[WORK INSTRUCTION]:
Repeat each entry. Keep every line exactly as it is.

Website and app data records:
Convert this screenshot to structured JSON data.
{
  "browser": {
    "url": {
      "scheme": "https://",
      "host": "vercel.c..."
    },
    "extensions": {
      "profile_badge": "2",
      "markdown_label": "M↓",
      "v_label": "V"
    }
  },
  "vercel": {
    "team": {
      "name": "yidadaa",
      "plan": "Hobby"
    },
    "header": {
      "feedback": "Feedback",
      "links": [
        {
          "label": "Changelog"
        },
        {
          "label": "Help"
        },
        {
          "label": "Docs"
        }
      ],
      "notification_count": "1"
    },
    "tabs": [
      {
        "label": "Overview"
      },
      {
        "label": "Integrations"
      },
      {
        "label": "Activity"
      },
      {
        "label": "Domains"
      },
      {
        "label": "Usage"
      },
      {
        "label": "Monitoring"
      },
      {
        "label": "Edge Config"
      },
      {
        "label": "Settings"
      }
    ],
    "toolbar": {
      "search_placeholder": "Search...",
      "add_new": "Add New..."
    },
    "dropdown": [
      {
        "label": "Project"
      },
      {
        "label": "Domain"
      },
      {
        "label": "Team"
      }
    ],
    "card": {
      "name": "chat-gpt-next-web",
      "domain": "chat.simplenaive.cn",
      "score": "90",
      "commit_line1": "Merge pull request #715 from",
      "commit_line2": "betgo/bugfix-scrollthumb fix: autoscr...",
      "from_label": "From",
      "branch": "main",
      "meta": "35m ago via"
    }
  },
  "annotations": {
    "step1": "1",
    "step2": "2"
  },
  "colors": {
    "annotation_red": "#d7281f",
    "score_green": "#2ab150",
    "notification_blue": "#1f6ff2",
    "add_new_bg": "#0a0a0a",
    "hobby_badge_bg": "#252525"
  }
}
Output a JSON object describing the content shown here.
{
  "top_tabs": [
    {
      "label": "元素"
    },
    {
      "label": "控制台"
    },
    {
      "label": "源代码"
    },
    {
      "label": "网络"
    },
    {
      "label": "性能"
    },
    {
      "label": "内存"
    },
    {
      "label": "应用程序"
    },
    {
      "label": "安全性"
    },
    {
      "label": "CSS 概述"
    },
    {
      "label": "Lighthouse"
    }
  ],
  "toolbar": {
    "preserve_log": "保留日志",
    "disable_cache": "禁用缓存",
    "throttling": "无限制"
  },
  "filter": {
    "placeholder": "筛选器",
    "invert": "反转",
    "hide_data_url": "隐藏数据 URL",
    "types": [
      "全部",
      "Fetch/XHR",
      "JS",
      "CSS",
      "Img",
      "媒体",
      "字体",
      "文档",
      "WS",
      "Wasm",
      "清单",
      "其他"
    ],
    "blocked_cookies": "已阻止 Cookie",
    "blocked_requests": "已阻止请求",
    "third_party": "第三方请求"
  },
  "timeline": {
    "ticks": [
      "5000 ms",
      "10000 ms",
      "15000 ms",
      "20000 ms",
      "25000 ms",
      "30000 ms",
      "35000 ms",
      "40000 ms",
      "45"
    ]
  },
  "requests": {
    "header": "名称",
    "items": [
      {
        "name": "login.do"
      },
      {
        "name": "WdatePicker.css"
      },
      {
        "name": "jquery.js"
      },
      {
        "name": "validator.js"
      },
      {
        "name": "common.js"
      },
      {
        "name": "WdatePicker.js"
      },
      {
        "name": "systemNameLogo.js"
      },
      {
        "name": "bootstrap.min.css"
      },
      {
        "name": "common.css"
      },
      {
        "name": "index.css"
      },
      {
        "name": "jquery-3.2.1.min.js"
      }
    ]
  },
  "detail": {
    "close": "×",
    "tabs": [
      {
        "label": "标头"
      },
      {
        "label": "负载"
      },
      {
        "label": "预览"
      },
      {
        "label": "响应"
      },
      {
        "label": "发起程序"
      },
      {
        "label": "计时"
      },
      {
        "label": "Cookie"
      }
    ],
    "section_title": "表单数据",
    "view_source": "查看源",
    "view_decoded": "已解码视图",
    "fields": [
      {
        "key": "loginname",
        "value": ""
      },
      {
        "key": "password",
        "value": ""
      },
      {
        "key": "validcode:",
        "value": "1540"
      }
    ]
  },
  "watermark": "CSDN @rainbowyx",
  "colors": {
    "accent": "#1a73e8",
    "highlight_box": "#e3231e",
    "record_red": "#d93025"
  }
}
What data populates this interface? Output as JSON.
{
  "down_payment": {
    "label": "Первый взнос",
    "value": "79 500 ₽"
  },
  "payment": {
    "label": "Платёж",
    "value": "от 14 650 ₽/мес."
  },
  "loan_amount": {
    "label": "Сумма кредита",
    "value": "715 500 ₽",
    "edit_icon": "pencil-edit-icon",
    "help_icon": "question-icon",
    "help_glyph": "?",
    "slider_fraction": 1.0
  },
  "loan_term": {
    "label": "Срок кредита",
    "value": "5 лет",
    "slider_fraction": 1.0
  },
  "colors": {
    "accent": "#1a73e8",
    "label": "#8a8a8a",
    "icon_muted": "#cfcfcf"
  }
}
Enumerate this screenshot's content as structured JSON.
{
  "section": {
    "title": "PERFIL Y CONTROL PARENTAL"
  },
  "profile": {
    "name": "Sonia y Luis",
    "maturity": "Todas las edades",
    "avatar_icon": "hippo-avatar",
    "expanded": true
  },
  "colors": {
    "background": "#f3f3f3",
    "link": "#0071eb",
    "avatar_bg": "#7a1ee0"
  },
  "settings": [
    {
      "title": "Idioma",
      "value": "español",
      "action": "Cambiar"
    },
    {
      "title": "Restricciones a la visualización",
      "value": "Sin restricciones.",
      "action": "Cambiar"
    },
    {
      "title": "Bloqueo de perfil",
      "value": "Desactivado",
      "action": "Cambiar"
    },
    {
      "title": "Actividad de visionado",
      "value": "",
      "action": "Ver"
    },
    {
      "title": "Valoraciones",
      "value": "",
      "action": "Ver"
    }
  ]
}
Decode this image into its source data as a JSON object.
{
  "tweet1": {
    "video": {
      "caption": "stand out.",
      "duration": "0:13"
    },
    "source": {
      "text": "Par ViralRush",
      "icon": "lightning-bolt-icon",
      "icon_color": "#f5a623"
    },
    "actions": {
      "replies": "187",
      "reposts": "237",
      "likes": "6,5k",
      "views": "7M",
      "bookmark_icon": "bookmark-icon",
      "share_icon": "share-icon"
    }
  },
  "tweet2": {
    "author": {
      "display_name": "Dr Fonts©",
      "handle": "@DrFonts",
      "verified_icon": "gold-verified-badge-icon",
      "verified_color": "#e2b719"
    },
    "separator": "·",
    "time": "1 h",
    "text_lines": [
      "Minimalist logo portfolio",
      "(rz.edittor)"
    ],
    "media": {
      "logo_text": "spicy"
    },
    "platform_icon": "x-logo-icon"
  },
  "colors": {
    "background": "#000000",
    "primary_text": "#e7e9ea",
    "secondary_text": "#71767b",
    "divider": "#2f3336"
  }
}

[TASK RESULT]:
Convert this screenshot to structured JSON data.
{
  "browser": {
    "url": {
      "scheme": "https://",
      "host": "vercel.c..."
    },
    "extensions": {
      "profile_badge": "2",
      "markdown_label": "M↓",
      "v_label": "V"
    }
  },
  "vercel": {
    "team": {
      "name": "yidadaa",
      "plan": "Hobby"
    },
    "header": {
      "feedback": "Feedback",
      "links": [
        {
          "label": "Changelog"
        },
        {
          "label": "Help"
        },
        {
          "label": "Docs"
        }
      ],
      "notification_count": "1"
    },
    "tabs": [
      {
        "label": "Overview"
      },
      {
        "label": "Integrations"
      },
      {
        "label": "Activity"
      },
      {
        "label": "Domains"
      },
      {
        "label": "Usage"
      },
      {
        "label": "Monitoring"
      },
      {
        "label": "Edge Config"
      },
      {
        "label": "Settings"
      }
    ],
    "toolbar": {
      "search_placeholder": "Search...",
      "add_new": "Add New..."
    },
    "dropdown": [
      {
        "label": "Project"
      },
      {
        "label": "Domain"
      },
      {
        "label": "Team"
      }
    ],
    "card": {
      "name": "chat-gpt-next-web",
      "domain": "chat.simplenaive.cn",
      "score": "90",
      "commit_line1": "Merge pull request #715 from",
      "commit_line2": "betgo/bugfix-scrollthumb fix: autoscr...",
      "from_label": "From",
      "branch": "main",
      "meta": "35m ago via"
    }
  },
  "annotations": {
    "step1": "1",
    "step2": "2"
  },
  "colors": {
    "annotation_red": "#d7281f",
    "score_green": "#2ab150",
    "notification_blue": "#1f6ff2",
    "add_new_bg": "#0a0a0a",
    "hobby_badge_bg": "#252525"
  }
}
Output a JSON object describing the content shown here.
{
  "top_tabs": [
    {
      "label": "元素"
    },
    {
      "label": "控制台"
    },
    {
      "label": "源代码"
    },
    {
      "label": "网络"
    },
    {
      "label": "性能"
    },
    {
      "label": "内存"
    },
    {
      "label": "应用程序"
    },
    {
      "label": "安全性"
    },
    {
      "label": "CSS 概述"
    },
    {
      "label": "Lighthouse"
    }
  ],
  "toolbar": {
    "preserve_log": "保留日志",
    "disable_cache": "禁用缓存",
    "throttling": "无限制"
  },
  "filter": {
    "placeholder": "筛选器",
    "invert": "反转",
    "hide_data_url": "隐藏数据 URL",
    "types": [
      "全部",
      "Fetch/XHR",
      "JS",
      "CSS",
      "Img",
      "媒体",
      "字体",
      "文档",
      "WS",
      "Wasm",
      "清单",
      "其他"
    ],
    "blocked_cookies": "已阻止 Cookie",
    "blocked_requests": "已阻止请求",
    "third_party": "第三方请求"
  },
  "timeline": {
    "ticks": [
      "5000 ms",
      "10000 ms",
      "15000 ms",
      "20000 ms",
      "25000 ms",
      "30000 ms",
      "35000 ms",
      "40000 ms",
      "45"
    ]
  },
  "requests": {
    "header": "名称",
    "items": [
      {
        "name": "login.do"
      },
      {
        "name": "WdatePicker.css"
      },
      {
        "name": "jquery.js"
      },
      {
        "name": "validator.js"
      },
      {
        "name": "common.js"
      },
      {
        "name": "WdatePicker.js"
      },
      {
        "name": "systemNameLogo.js"
      },
      {
        "name": "bootstrap.min.css"
      },
      {
        "name": "common.css"
      },
      {
        "name": "index.css"
      },
      {
        "name": "jquery-3.2.1.min.js"
      }
    ]
  },
  "detail": {
    "close": "×",
    "tabs": [
      {
        "label": "标头"
      },
      {
        "label": "负载"
      },
      {
        "label": "预览"
      },
      {
        "label": "响应"
      },
      {
        "label": "发起程序"
      },
      {
        "label": "计时"
      },
      {
        "label": "Cookie"
      }
    ],
    "section_title": "表单数据",
    "view_source": "查看源",
    "view_decoded": "已解码视图",
    "fields": [
      {
        "key": "loginname",
        "value": ""
      },
      {
        "key": "password",
        "value": ""
      },
      {
        "key": "validcode:",
        "value": "1540"
      }
    ]
  },
  "watermark": "CSDN @rainbowyx",
  "colors": {
    "accent": "#1a73e8",
    "highlight_box": "#e3231e",
    "record_red": "#d93025"
  }
}
What data populates this interface? Output as JSON.
{
  "down_payment": {
    "label": "Первый взнос",
    "value": "79 500 ₽"
  },
  "payment": {
    "label": "Платёж",
    "value": "от 14 650 ₽/мес."
  },
  "loan_amount": {
    "label": "Сумма кредита",
    "value": "715 500 ₽",
    "edit_icon": "pencil-edit-icon",
    "help_icon": "question-icon",
    "help_glyph": "?",
    "slider_fraction": 1.0
  },
  "loan_term": {
    "label": "Срок кредита",
    "value": "5 лет",
    "slider_fraction": 1.0
  },
  "colors": {
    "accent": "#1a73e8",
    "label": "#8a8a8a",
    "icon_muted": "#cfcfcf"
  }
}
Enumerate this screenshot's content as structured JSON.
{
  "section": {
    "title": "PERFIL Y CONTROL PARENTAL"
  },
  "profile": {
    "name": "Sonia y Luis",
    "maturity": "Todas las edades",
    "avatar_icon": "hippo-avatar",
    "expanded": true
  },
  "colors": {
    "background": "#f3f3f3",
    "link": "#0071eb",
    "avatar_bg": "#7a1ee0"
  },
  "settings": [
    {
      "title": "Idioma",
      "value": "español",
      "action": "Cambiar"
    },
    {
      "title": "Restricciones a la visualización",
      "value": "Sin restricciones.",
      "action": "Cambiar"
    },
    {
      "title": "Bloqueo de perfil",
      "value": "Desactivado",
      "action": "Cambiar"
    },
    {
      "title": "Actividad de visionado",
      "value": "",
      "action": "Ver"
    },
    {
      "title": "Valoraciones",
      "value": "",
      "action": "Ver"
    }
  ]
}
Decode this image into its source data as a JSON object.
{
  "tweet1": {
    "video": {
      "caption": "stand out.",
      "duration": "0:13"
    },
    "source": {
      "text": "Par ViralRush",
      "icon": "lightning-bolt-icon",
      "icon_color": "#f5a623"
    },
    "actions": {
      "replies": "187",
      "reposts": "237",
      "likes": "6,5k",
      "views": "7M",
      "bookmark_icon": "bookmark-icon",
      "share_icon": "share-icon"
    }
  },
  "tweet2": {
    "author": {
      "display_name": "Dr Fonts©",
      "handle": "@DrFonts",
      "verified_icon": "gold-verified-badge-icon",
      "verified_color": "#e2b719"
    },
    "separator": "·",
    "time": "1 h",
    "text_lines": [
      "Minimalist logo portfolio",
      "(rz.edittor)"
    ],
    "media": {
      "logo_text": "spicy"
    },
    "platform_icon": "x-logo-icon"
  },
  "colors": {
    "background": "#000000",
    "primary_text": "#e7e9ea",
    "secondary_text": "#71767b",
    "divider": "#2f3336"
  }
}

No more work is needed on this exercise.